NEW PROJECT: Steve Messam with one of the bells he created for the exhibition
NEW PROJECT: Steve Messam with one of the bells he created for the exhibition

TOP installation artist Steve Messam’s latest work is to surround Newcastle’s city centre with a wall of sound.

The Teesdale-based artist, who is famous for creating a paper bridge strong enough to support a Land Rover Defender, is creating the unique installation as part of the Great Exhibition of the North, which gets underway next month.

The sound sculpture sees 16 steam engine whistles reverberating around the city’s historic walls at 1pm on each of the 80 days of the exhibition.

It has been designed to recall the role of the North in engineering and the invention of the railway, sparking memories and forging links between past and present.

The work is an engineering feat in its own right, with each of the whistles being hand-cast and controlled by a modern IT system.

Mr Messam said the whistles were made from drawings produced by William Armstrong, with additional measurements being taken from an original whistle held by the North East Locomotive Preservation Group. He added: “They are cast in brass and cast in the last foundry in Middlesborough. It is cast by hand – I mean there is no way to automate it.”

Some 17 whistles, including a prototype, were cast by the William Lane Foundry and were developed with help from TT Elecmech, in Darlington.

Mr Messam said the challenge was getting the whistles, which work on compressed air, to sound as if they were triggered by steam.
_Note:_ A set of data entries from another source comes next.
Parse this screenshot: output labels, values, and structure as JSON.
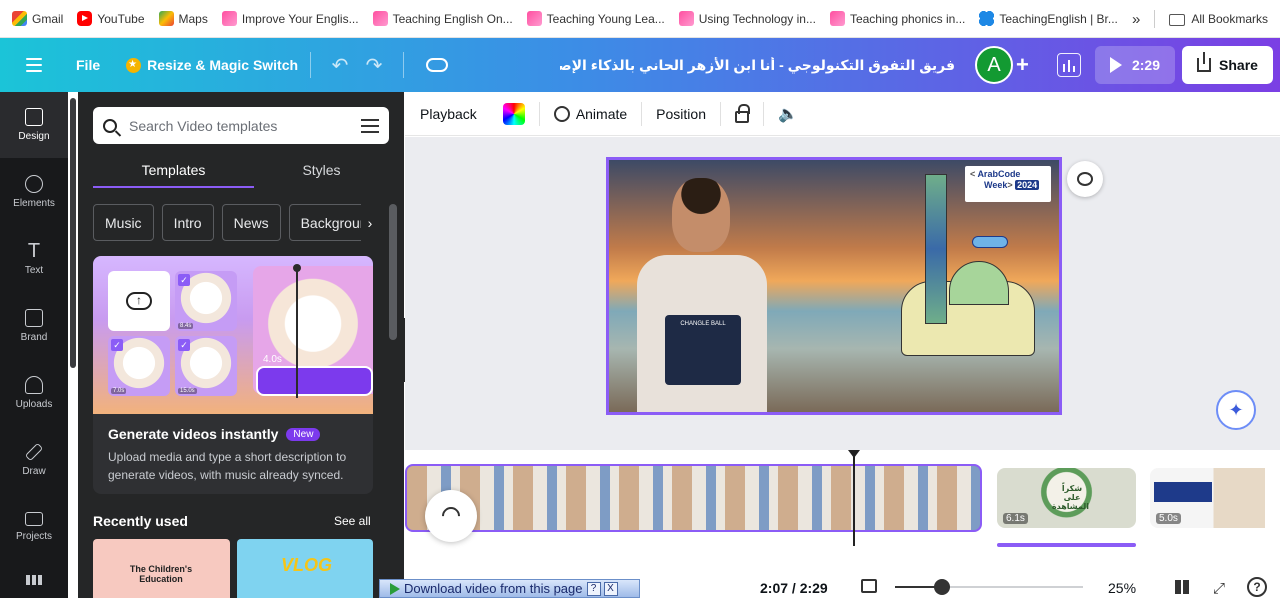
{
  "bookmarks": {
    "items": [
      {
        "label": "Gmail",
        "icon": "gmail-icon"
      },
      {
        "label": "YouTube",
        "icon": "youtube-icon"
      },
      {
        "label": "Maps",
        "icon": "maps-icon"
      },
      {
        "label": "Improve Your Englis...",
        "icon": "bookmark-favicon"
      },
      {
        "label": "Teaching English On...",
        "icon": "bookmark-favicon"
      },
      {
        "label": "Teaching Young Lea...",
        "icon": "bookmark-favicon"
      },
      {
        "label": "Using Technology in...",
        "icon": "bookmark-favicon"
      },
      {
        "label": "Teaching phonics in...",
        "icon": "bookmark-favicon"
      },
      {
        "label": "TeachingEnglish | Br...",
        "icon": "teachingenglish-icon"
      }
    ],
    "more": "»",
    "all_bookmarks": "All Bookmarks"
  },
  "header": {
    "file": "File",
    "resize": "Resize & Magic Switch",
    "undo_icon": "↶",
    "redo_icon": "↷",
    "title": "فريق التفوق التكنولوجي - أنا ابن الأزهر الحاني بالذكاء الإصطناعي",
    "avatar_letter": "A",
    "plus": "+",
    "play_duration": "2:29",
    "share": "Share"
  },
  "rail": {
    "items": [
      {
        "label": "Design"
      },
      {
        "label": "Elements"
      },
      {
        "label": "Text"
      },
      {
        "label": "Brand"
      },
      {
        "label": "Uploads"
      },
      {
        "label": "Draw"
      },
      {
        "label": "Projects"
      }
    ]
  },
  "panel": {
    "search_placeholder": "Search Video templates",
    "tabs": [
      "Templates",
      "Styles"
    ],
    "chips": [
      "Music",
      "Intro",
      "News",
      "Backgrounds"
    ],
    "chip_arrow": "›",
    "card": {
      "thumb_labels": [
        "8.4s",
        "7.0s",
        "15.0s"
      ],
      "big_label": "4.0s",
      "title": "Generate videos instantly",
      "badge": "New",
      "description": "Upload media and type a short description to generate videos, with music already synced."
    },
    "recent_title": "Recently used",
    "see_all": "See all",
    "recent": [
      {
        "title": "The Children's Education"
      },
      {
        "title": "VLOG"
      }
    ]
  },
  "toolbar": {
    "playback": "Playback",
    "animate": "Animate",
    "position": "Position"
  },
  "slide": {
    "logo_line1": "ArabCode",
    "logo_line2": "Week",
    "logo_year": "2024",
    "shirt_text": "CHANGLE BALL"
  },
  "timeline": {
    "clips": [
      {
        "duration": "6.1s",
        "text": "شكراً على المشاهدة"
      },
      {
        "duration": "5.0s"
      }
    ]
  },
  "bottombar": {
    "time": "2:07 / 2:29",
    "zoom": "25%",
    "zoom_fraction": 0.25,
    "fullscreen_icon": "⤢",
    "help": "?"
  },
  "download_bar": {
    "label": "Download video from this page",
    "help": "?",
    "close": "X"
  },
  "colors": {
    "accent": "#8b5cf6",
    "header_start": "#1bc4d8",
    "header_end": "#7b3fe4",
    "rail_bg": "#18191b",
    "panel_bg": "#252627"
  }
}
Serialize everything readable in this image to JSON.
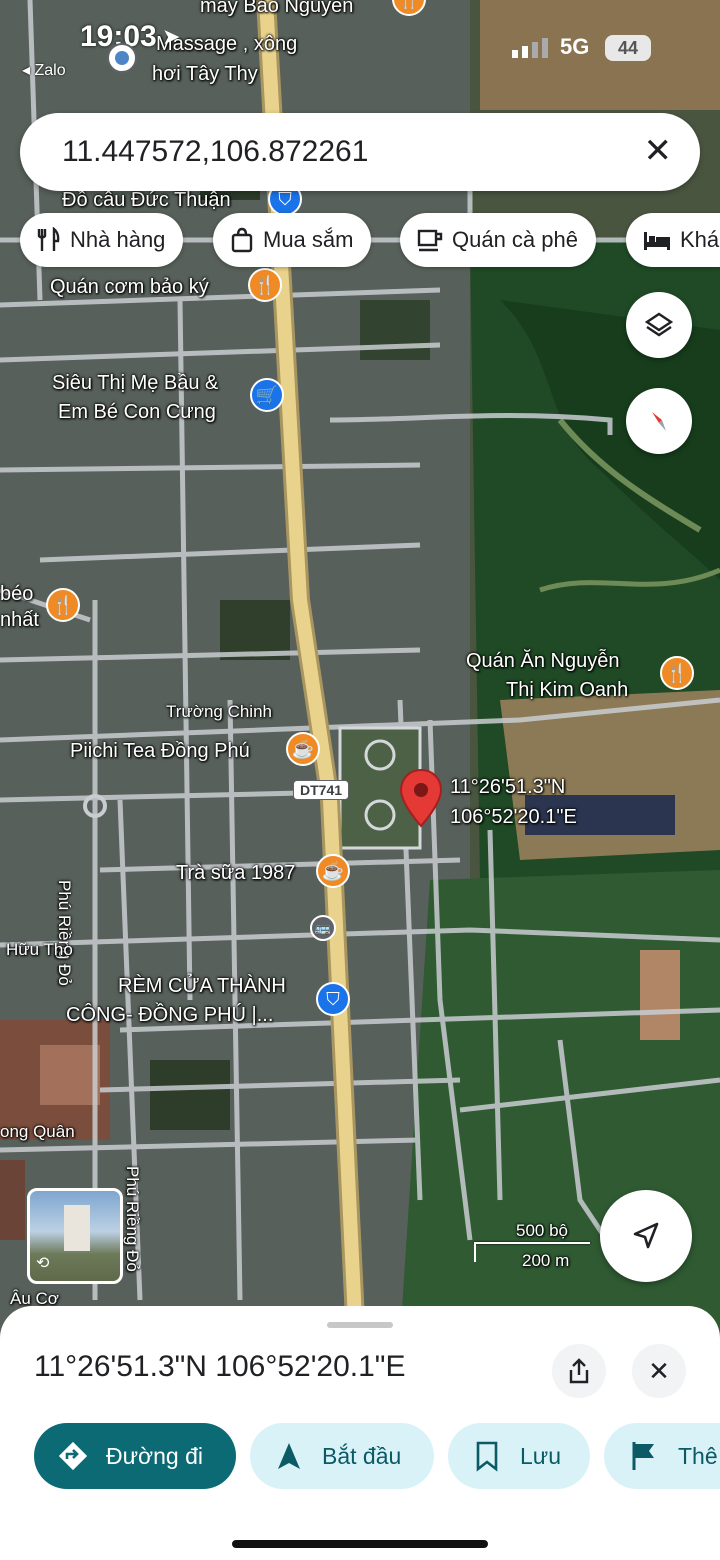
{
  "status_bar": {
    "time": "19:03",
    "back_app": "Zalo",
    "network": "5G",
    "battery": "44"
  },
  "search": {
    "value": "11.447572,106.872261"
  },
  "chips": [
    {
      "label": "Nhà hàng",
      "icon": "fork-knife-icon"
    },
    {
      "label": "Mua sắm",
      "icon": "shopping-bag-icon"
    },
    {
      "label": "Quán cà phê",
      "icon": "coffee-cup-icon"
    },
    {
      "label": "Khá",
      "icon": "bed-icon"
    }
  ],
  "map_labels": {
    "top_cut": "may Bảo Nguyên",
    "massage_l1": "Massage , xông",
    "massage_l2": "hơi Tây Thy",
    "do_cau": "Đồ câu Đức Thuận",
    "quan_com": "Quán cơm bảo ký",
    "sieu_thi_l1": "Siêu Thị Mẹ Bầu &",
    "sieu_thi_l2": "Em Bé Con Cưng",
    "beo_l1": "béo",
    "beo_l2": "nhất",
    "quan_an_l1": "Quán Ăn Nguyễn",
    "quan_an_l2": "Thị Kim Oanh",
    "truong_chinh": "Trường Chinh",
    "piichi": "Piichi Tea Đồng Phú",
    "dt741": "DT741",
    "pin_lat": "11°26'51.3\"N",
    "pin_lng": "106°52'20.1\"E",
    "tra_sua": "Trà sữa 1987",
    "phu_rieng_do_1": "Phú Riềng Đỏ",
    "huu_tho": "Hữu Thọ",
    "rem_cua_l1": "RÈM CỬA THÀNH",
    "rem_cua_l2": "CÔNG- ĐỒNG PHÚ |...",
    "cong_quan": "ong Quân",
    "phu_rieng_do_2": "Phú Riềng Đỏ",
    "au_co": "Âu Cơ",
    "scale_top": "500 bộ",
    "scale_bottom": "200 m"
  },
  "bottom_sheet": {
    "coords": "11°26'51.3\"N 106°52'20.1\"E",
    "actions": [
      {
        "label": "Đường đi",
        "icon": "directions-icon"
      },
      {
        "label": "Bắt đầu",
        "icon": "navigation-arrow-icon"
      },
      {
        "label": "Lưu",
        "icon": "bookmark-icon"
      },
      {
        "label": "Thê",
        "icon": "flag-icon"
      }
    ]
  },
  "colors": {
    "primary_button": "#0b6a73",
    "secondary_button": "#d8f2f7",
    "poi_orange": "#f08a24",
    "poi_blue": "#1a73e8",
    "pin_red": "#e53935",
    "main_road": "#e8d28c"
  }
}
This was achieved by adding a metal disc which changes the pitch.

He said: “It still doesn’t sound exactly like steam because it is still air.”

High Force Scaffolding

The release of the compressed air into the whistle is governed by a Raspberry Pi computer programmed by Newcastle-based Nebula Labs. Each mini-computer is connected to the National Physical Laboratory’s atomic clock in London.

Mr Messam said: “We want these to fire at exactly one o’ clock. So when we do one o’ clock, it is the most accurate one o’ clock you can get. If the wifi goes down they are all automated, it just won't be as accurate.”

Each is powered by batteries that are kept charged by solar energy.

Also ensuring the green credentials of the sound sculpture is the fact that all of the materials used will be recycled afterwards.

Each of the whistles is placed at a significant part along Newcastle's town walls, including within Eldon Square Shopping Centre, which was the site of the Bertram Monboucher Tower.

The artist said: “They are positioned around the town wall which is a medieval construct that went right around the town centre. Outside of York it is the most intact wall in the North of England.

“They are all tuned slightly differently so you can tell them apart. In most places you will hear three of them”

A priming circuit is carried out shortly before the 1pm sounding each day. This takes the form of a short pip lasting a fifth of a second from each whistle in sequence.

Mr Messam said: “That is like a domino cascade, so you can hear them going round.”

The Great Exhibition of the North runs from June 22 to September 9.